In 1951, after we moved back to Florida, my parents managed a motor-court on US 19 in what was then semi-rural Pasco County.
We were a bit isolated up there and always looked forward to going into New Port Richey or taking any kind of road trip. For that reason, during those years, Christmas took on extra special meaning. That was the day we all piled into the Chevy and drove down to my aunt and uncle’s home in Tampa. I still have fond memories of those times; exchanging presents, playing games with our cousins and, of course, enjoying lots of delicious food.
But one of the highlights for me happened before we even arrived at my aunt and uncle’s. My father made a point of driving through the African American community in North Tampa near Nebraska Avenue.

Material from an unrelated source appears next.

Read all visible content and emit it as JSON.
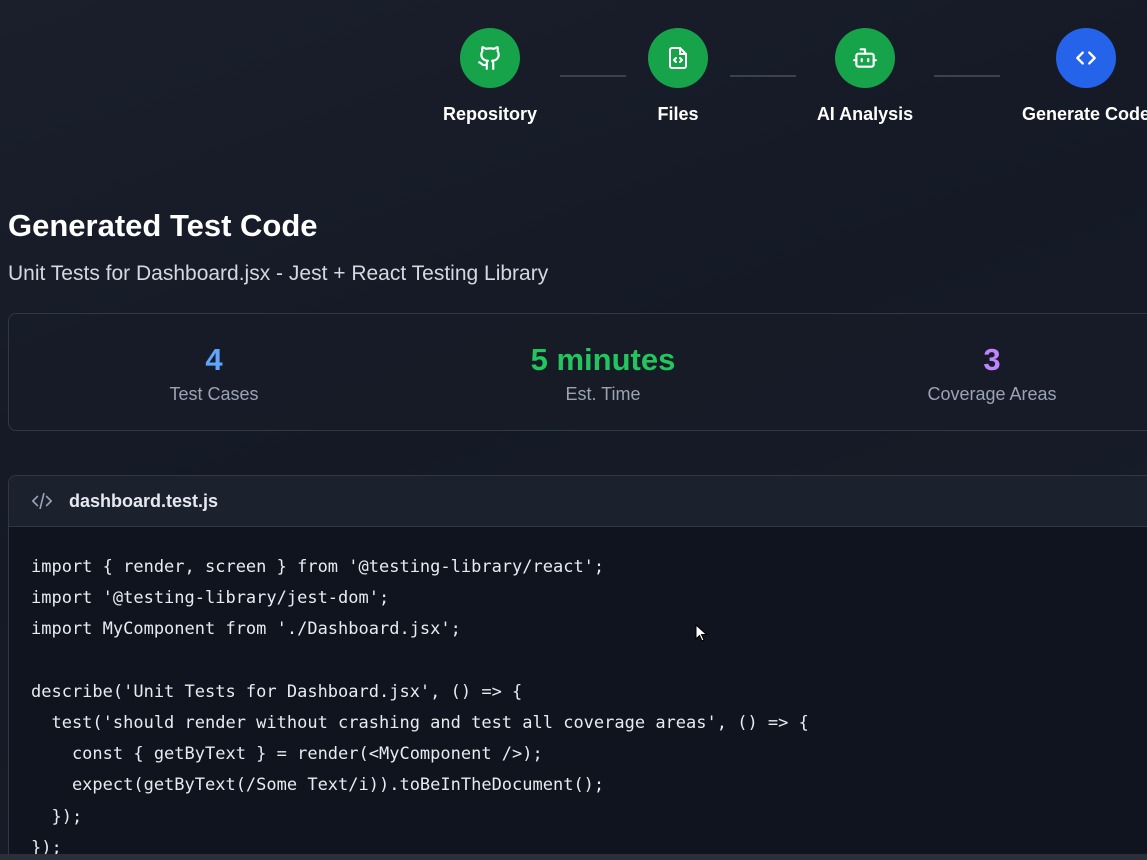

It seemed like the entire community had come outside and were celebrating in their front yards. Boys wearing cowboy hats and firing cap pistols or showing off new baseball gloves. Girls gathered on steps giggling and playing with dolls bigger than they were. And both girls and boys zipping up and down the street on shiny new bikes.
We drove past block after block of people out and enjoying the special day. For a six year old, it was fascinating to watch and, I must admit, I was also a bit envious. I did not have a bicycle or a new baseball glove.